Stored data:
^^^^^^^^
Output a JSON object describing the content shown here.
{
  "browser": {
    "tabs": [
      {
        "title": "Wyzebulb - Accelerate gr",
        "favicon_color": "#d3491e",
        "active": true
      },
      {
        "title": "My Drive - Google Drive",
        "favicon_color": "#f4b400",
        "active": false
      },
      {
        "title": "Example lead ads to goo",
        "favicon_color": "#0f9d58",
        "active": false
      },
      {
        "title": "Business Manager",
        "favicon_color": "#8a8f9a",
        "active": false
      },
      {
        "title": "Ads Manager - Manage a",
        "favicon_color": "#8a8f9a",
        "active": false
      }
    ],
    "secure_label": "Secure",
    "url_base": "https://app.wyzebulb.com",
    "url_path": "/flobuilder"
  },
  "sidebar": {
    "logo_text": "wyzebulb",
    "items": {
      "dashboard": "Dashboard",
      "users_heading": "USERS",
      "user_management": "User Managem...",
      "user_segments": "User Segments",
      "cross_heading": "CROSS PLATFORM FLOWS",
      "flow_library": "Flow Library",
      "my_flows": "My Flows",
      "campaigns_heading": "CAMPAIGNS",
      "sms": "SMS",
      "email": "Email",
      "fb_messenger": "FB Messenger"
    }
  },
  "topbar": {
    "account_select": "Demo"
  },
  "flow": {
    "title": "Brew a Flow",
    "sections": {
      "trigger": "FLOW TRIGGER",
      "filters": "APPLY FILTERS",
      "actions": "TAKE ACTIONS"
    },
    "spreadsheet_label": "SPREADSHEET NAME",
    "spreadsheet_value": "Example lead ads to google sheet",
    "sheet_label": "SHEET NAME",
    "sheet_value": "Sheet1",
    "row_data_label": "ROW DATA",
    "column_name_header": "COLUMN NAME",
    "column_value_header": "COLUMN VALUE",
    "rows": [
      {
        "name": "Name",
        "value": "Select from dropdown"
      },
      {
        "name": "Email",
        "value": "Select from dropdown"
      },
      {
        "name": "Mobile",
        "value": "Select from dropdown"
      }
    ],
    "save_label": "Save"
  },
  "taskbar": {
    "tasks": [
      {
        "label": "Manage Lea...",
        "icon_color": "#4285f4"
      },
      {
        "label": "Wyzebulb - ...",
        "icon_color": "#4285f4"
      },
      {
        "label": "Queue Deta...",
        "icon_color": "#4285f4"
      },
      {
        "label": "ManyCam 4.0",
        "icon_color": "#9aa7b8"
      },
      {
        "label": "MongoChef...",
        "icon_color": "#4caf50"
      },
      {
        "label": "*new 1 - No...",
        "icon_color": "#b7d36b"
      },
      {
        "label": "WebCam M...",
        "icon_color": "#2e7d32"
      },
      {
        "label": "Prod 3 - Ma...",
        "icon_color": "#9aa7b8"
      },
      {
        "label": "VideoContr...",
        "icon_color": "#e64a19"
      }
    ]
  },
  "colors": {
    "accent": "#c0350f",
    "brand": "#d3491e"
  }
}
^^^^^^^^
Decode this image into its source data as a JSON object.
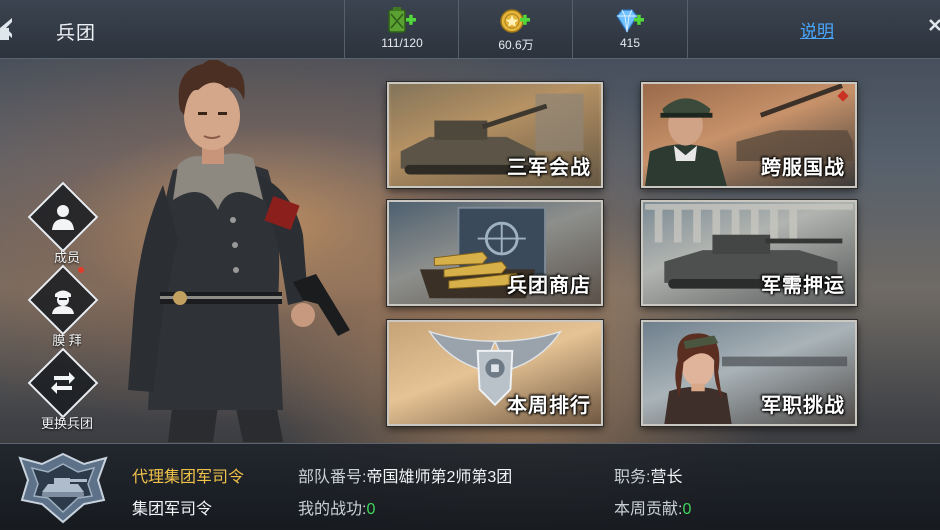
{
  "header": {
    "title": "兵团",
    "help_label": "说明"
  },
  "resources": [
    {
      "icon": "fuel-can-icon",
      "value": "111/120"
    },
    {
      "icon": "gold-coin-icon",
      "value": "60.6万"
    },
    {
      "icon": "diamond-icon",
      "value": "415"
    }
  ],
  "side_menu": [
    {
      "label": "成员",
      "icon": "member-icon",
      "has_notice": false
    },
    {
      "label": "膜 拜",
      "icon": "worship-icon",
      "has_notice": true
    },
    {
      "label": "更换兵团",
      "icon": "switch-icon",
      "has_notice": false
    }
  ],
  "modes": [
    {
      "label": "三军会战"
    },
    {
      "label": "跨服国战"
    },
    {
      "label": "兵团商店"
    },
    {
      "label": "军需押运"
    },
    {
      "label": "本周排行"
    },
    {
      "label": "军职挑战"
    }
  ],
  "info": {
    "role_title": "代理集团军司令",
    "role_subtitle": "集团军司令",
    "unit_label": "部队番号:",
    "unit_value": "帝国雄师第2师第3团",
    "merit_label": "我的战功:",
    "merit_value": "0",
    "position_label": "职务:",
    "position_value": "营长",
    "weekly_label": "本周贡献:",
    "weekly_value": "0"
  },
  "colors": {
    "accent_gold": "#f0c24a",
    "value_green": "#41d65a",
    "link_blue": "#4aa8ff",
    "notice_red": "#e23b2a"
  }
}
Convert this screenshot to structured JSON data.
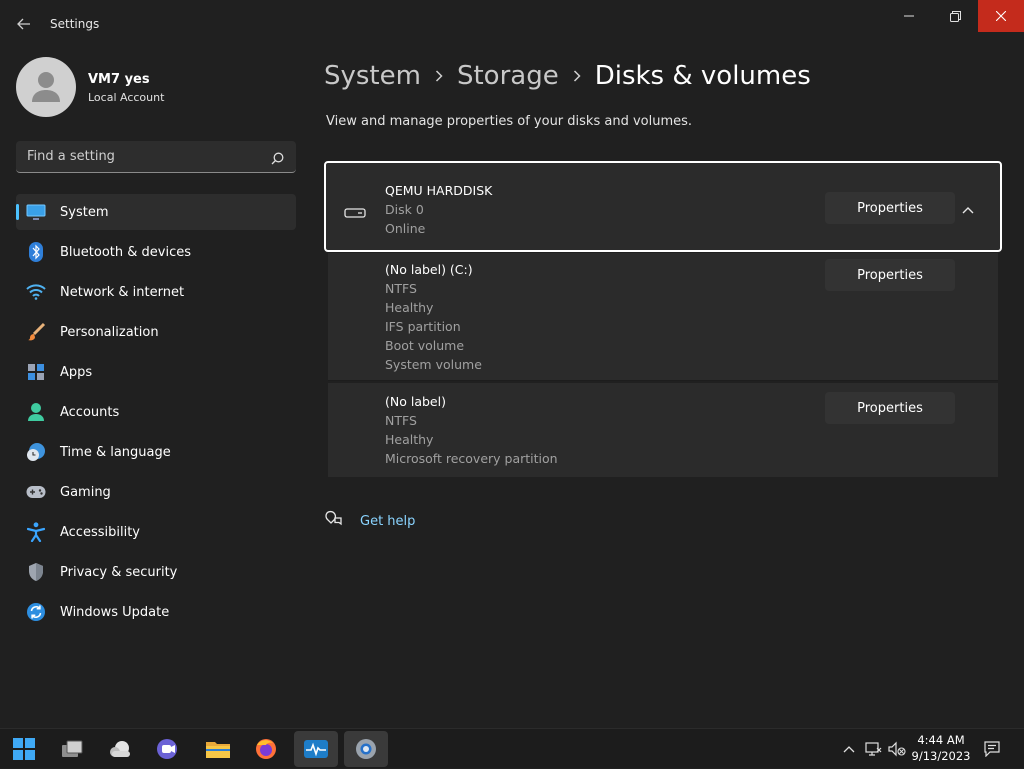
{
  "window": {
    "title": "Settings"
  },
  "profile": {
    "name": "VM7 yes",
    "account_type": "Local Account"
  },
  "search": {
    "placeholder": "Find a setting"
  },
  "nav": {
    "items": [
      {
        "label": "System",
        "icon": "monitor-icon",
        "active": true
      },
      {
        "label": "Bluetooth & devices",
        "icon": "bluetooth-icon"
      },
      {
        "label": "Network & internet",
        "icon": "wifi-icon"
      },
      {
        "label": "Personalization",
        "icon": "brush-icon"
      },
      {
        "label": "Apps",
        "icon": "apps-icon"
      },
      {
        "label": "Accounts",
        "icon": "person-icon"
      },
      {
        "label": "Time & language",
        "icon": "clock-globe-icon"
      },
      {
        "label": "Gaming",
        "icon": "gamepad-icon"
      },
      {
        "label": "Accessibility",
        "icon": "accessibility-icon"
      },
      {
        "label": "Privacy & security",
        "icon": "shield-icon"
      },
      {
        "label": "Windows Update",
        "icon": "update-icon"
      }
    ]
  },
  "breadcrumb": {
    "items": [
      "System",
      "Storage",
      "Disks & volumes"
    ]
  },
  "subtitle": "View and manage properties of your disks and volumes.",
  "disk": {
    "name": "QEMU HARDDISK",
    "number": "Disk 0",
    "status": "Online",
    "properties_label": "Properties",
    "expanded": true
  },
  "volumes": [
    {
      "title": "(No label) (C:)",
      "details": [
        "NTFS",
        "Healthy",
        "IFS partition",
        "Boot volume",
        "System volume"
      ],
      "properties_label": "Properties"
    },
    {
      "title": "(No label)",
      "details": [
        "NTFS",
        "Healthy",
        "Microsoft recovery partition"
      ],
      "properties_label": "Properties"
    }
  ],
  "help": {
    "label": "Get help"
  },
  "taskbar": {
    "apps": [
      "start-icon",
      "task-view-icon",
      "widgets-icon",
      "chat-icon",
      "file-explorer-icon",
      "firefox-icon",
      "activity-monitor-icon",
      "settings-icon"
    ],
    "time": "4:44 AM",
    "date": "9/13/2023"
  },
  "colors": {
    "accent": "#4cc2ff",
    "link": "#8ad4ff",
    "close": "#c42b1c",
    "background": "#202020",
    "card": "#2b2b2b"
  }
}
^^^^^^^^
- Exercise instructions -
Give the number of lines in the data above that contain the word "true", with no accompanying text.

- Answer section -
4